If you like this show, I encourage you to check out my new book, Mastering the Power of Grit. Following the same format of this show, shared through their own compelling stories, Mastering the Power of Grit reveals the timeless lessons learned from the legends of grit, and the corresponding strategies, tactics, tips and tools you can use to master the power of grit to achieve your own most daring dreams and goals. It’s available as both an ebook and a paperback on Amazon.

Notes, Quotes and Works Cited:

Music Credits: Kevin MacLeod (incompetech.com), "Heroic Age," "Death of Kings," "Fife and Drum," "Danse Macabre-Big Change," "Achilles," "Black Vortex," "MJS Stings," "Evening Melodrama," "Achaidh Cheide," "Cartoon Battle." Licensed under Creative Commons: By Attribution 3.0.

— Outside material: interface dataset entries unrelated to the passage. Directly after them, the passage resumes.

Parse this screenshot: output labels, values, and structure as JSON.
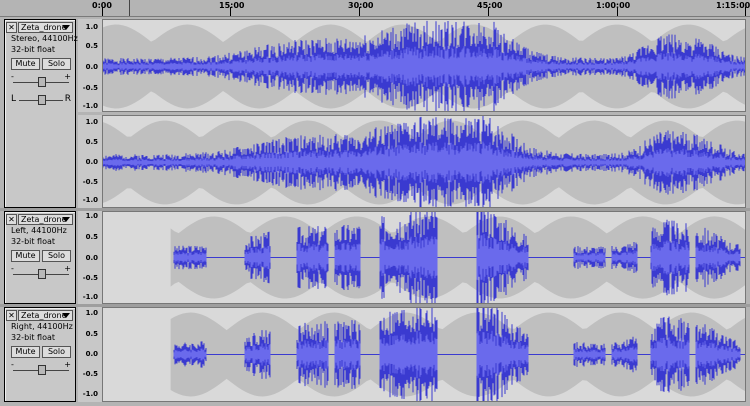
{
  "timeline": {
    "labels": [
      "0:00",
      "15:00",
      "30:00",
      "45:00",
      "1:00:00",
      "1:15:00"
    ]
  },
  "colors": {
    "waveform": "#3a3ad0",
    "waveform_rms": "#6a6aec",
    "envelope": "#bfbfbf",
    "background": "#d9d9d9"
  },
  "tracks": [
    {
      "name": "Zeta_drone",
      "format": "Stereo, 44100Hz",
      "bitdepth": "32-bit float",
      "mute_label": "Mute",
      "solo_label": "Solo",
      "gain_minus": "-",
      "gain_plus": "+",
      "gain_level": 0.5,
      "pan_left": "L",
      "pan_right": "R",
      "pan_level": 0.5,
      "ruler": [
        "1.0",
        "0.5",
        "0.0",
        "-0.5",
        "-1.0"
      ]
    },
    {
      "name": "Zeta_drone",
      "format": "Left, 44100Hz",
      "bitdepth": "32-bit float",
      "mute_label": "Mute",
      "solo_label": "Solo",
      "gain_minus": "-",
      "gain_plus": "+",
      "gain_level": 0.5,
      "ruler": [
        "1.0",
        "0.5",
        "0.0",
        "-0.5",
        "-1.0"
      ]
    },
    {
      "name": "Zeta_drone",
      "format": "Right, 44100Hz",
      "bitdepth": "32-bit float",
      "mute_label": "Mute",
      "solo_label": "Solo",
      "gain_minus": "-",
      "gain_plus": "+",
      "gain_level": 0.5,
      "ruler": [
        "1.0",
        "0.5",
        "0.0",
        "-0.5",
        "-1.0"
      ]
    }
  ],
  "stereo_ruler_lower": [
    "1.0",
    "0.5",
    "0.0",
    "-0.5",
    "-1.0"
  ]
}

Show Tags/Keywords: 1960, author, campaign, choose, delegate, democratic, destiny, kennedy, master, party, political, president, truman, yourself


 

 

CIP 001.

The Power of Initiative: President McKinley’s Message to Garcia

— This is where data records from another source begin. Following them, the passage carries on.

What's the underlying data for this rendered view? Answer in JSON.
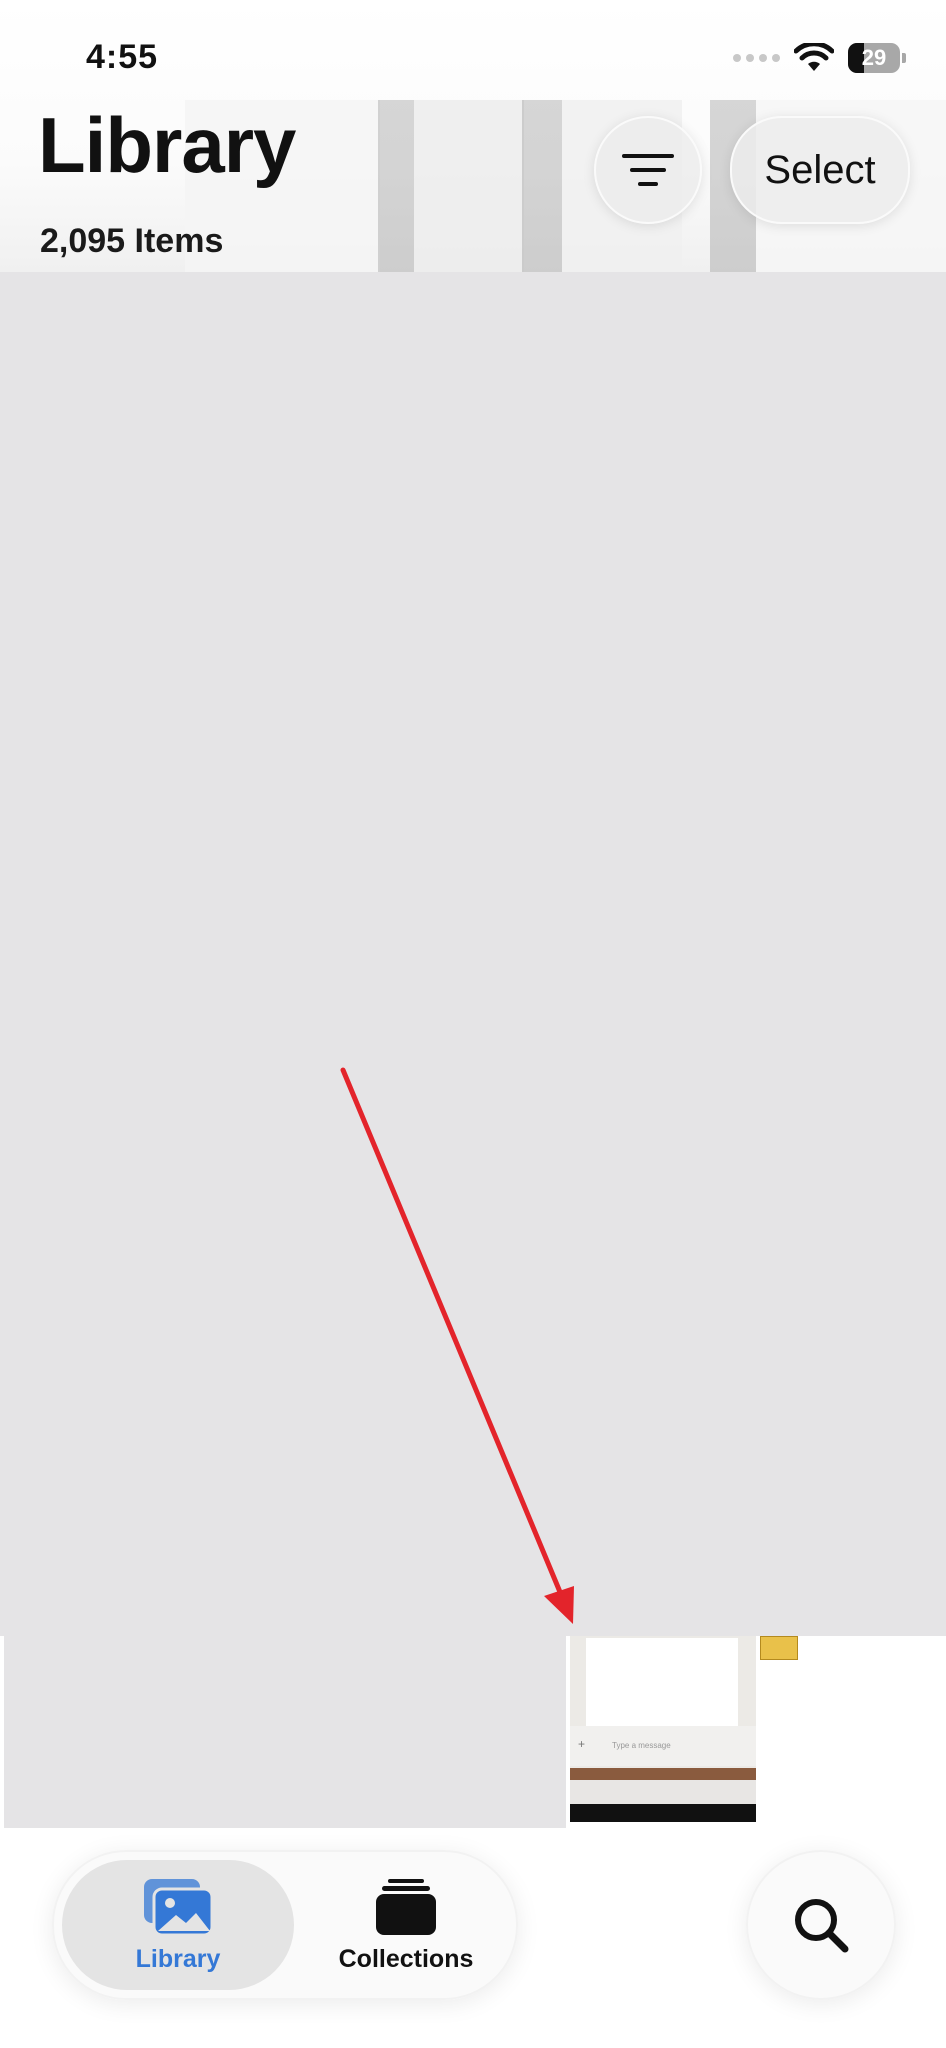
{
  "status_bar": {
    "time": "4:55",
    "battery_level": "29",
    "wifi_icon": "wifi-icon"
  },
  "header": {
    "title": "Library",
    "item_count": "2,095 Items",
    "sort_icon": "sort-lines-icon",
    "select_label": "Select"
  },
  "thumbnail": {
    "message_placeholder": "Type a message"
  },
  "tab_bar": {
    "tabs": [
      {
        "label": "Library",
        "icon": "photo-library-icon",
        "selected": true
      },
      {
        "label": "Collections",
        "icon": "collections-stack-icon",
        "selected": false
      }
    ],
    "search_icon": "search-icon"
  },
  "annotation": {
    "arrow_color": "#e3242b"
  },
  "colors": {
    "accent": "#3478d6",
    "placeholder_gray": "#e5e4e6"
  }
}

In this episode of the Classic Influence Podcast, we’ll explore the role and importance of initiative and the ownership mindset in your success. Drawing on the experience of Captain Andrew Rowan and President McKinley’s famous “message to Garcia” during Cuba’s war of independence from Spain, as well as the reception of Elbert Hubbard’s essay, “A Message to Garcia,” you’ll begin to see the surprising influence of men and women of initiative. You will also discover the one factor that makes this quality so essential to your success.

If you like this show, I encourage you to check out my new book, Mastering the Power of Grit. Following the same format of this show, shared through their own compelling stories, Mastering the Power of Grit reveals the timeless lessons learned from the legends of grit, and the corresponding strategies, tactics, tips and tools you can use to master the power of grit to achieve your own most daring dreams and goals. It’s available as both an ebook and a paperback on Amazon.

Notes, Quotes and Works Cited:

Music Credits: Kevin MacLeod (incompetech.com), "Heroic Age," "Take a Chance," "Fife and Drum," "Danse Macabre-Big Change," "Achilles," "Black Vortex," "MJS Stings," "Evening Melodrama," "Covert Affair," "Cartoon Battle." Licensed under Creative Commons: By Attribution 3.0.

Show Tags/Keywords: grit, gumption, habit, influence, initiative, leadership, mckinley, mindset, ownership, president, results, success